Research scientists in the aerospace field investigate new 3D printing techniques and materials for aerospace applications, driving innovation in the industry.
3D modelling experience, aerodynamics education, safety and regulatory knowledge
Automotive and Motorsports Sector 3D Printing Jobs
Motorsports and the automotive industry have also embraced additive manufacturing technology for various applications. Professionals in these fields play a crucial role in driving innovation and performance improvements in both race cars and everyday vehicles.
Race Car Designer
Designers of race cars leverage 3D printing to create lightweight, aerodynamic components that enhance the speed and handling of race vehicles.
Automotive or vehicular background, 3D modelling experience, engineering knowledge
Automotive Materials Scientist
Materials scientists research and develop new materials suitable for 3D printing in the automotive industry, focusing on durability, weight reduction, and cost-effectiveness.

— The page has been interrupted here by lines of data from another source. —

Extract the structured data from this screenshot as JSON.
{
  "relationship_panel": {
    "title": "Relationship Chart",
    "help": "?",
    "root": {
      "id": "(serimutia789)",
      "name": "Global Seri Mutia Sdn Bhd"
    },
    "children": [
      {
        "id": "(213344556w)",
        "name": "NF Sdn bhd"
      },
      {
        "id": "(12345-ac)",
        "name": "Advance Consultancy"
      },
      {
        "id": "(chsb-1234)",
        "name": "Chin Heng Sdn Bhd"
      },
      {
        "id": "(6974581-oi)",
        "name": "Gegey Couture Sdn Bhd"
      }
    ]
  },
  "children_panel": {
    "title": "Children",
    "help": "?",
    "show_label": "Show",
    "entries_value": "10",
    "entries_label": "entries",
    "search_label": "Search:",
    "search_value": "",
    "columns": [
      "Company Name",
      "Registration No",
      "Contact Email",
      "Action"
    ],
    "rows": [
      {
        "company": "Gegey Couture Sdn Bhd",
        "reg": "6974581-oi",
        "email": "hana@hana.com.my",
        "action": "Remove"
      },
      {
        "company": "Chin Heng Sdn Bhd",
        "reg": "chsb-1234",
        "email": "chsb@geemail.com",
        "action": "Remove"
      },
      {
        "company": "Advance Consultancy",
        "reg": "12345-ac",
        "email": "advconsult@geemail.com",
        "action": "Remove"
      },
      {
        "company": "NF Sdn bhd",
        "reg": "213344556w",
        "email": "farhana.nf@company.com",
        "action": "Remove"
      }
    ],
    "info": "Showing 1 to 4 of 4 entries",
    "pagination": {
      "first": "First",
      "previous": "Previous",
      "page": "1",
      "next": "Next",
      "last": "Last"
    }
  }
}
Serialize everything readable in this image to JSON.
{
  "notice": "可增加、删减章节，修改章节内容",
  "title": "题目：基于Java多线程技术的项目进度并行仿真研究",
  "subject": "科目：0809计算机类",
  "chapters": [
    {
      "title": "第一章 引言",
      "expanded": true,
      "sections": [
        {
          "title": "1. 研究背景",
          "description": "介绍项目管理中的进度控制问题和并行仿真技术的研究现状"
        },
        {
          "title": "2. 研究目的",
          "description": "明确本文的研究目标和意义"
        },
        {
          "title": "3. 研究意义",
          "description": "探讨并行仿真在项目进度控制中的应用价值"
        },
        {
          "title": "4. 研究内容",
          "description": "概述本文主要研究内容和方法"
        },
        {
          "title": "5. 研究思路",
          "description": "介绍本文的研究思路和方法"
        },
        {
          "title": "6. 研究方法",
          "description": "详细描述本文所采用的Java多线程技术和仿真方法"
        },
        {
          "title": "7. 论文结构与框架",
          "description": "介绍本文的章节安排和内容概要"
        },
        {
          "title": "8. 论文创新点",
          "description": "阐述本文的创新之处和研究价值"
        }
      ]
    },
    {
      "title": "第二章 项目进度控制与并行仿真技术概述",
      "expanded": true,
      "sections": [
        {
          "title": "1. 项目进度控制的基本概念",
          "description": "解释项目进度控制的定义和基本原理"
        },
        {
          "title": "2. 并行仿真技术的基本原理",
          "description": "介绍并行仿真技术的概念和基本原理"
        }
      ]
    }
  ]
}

Materials and 3D modelling expertise, testing and regulation knowledge
Electric Vehicle (EV) Technician
EV technicians use additive manufacturing to create customised parts for electric vehicles, contributing to the growth of the EV industry.
Automotive and electrical backgrounds, knowledge of safety protocols, awareness of innovation
Energy Sector 3D Printing Jobs
The energy sector has also seen the adoption of 3D printing technology for various applications, especially in the production of components for renewable energy systems or traditional energy infrastructure. Professionals in these careers contribute to improving the efficiency, sustainability, and reliability of energy systems worldwide.
Renewable Energy Technician
Technicians focused on energy storage, nuclear and hydrogen cells, geothermal, wind, solar, or hydroelectric systems employ additive manufacturing to create specialised components.
Awareness of renewable energy technologies and 3D printing technologies, knowledge of regulations, adaptability and innovation
Power Plant Technician
Technicians in power plants use 3D printing to create custom parts for maintaining and repairing equipment, ensuring the efficient operation of energy generation facilities.
Adaptability, good under pressure, understanding of energy systems, awareness of safety protocols
Energy Materials Scientist
Materials scientists research advanced materials suitable for additive manufacturing in the energy sector, focusing on durability and efficiency.
3D printing and materials knowledge, education or background in energy sector
Conclusion — How to Enter the World of Additive Manufacturing
In conclusion, embarking on a journey into 3D printing is an exciting and rewarding endeavour.
As we’ve explored in this guide, the key to success lies in structured learning, hands-on practice, and a curious, innovative mindset. Whether you’re a student looking to pursue a career in this cutting-edge field or an enthusiast eager to unleash your creativity, the steps outlined here provide a solid foundation to get started.
Additive manufacturing is a rapidly evolving technology with applications spanning multiple industries, from healthcare and aerospace to energy and motorsports.
By staying informed about the latest developments, reading books, networking with experts, and continuously honing your skills, you can position yourself at the forefront of this transformative technology.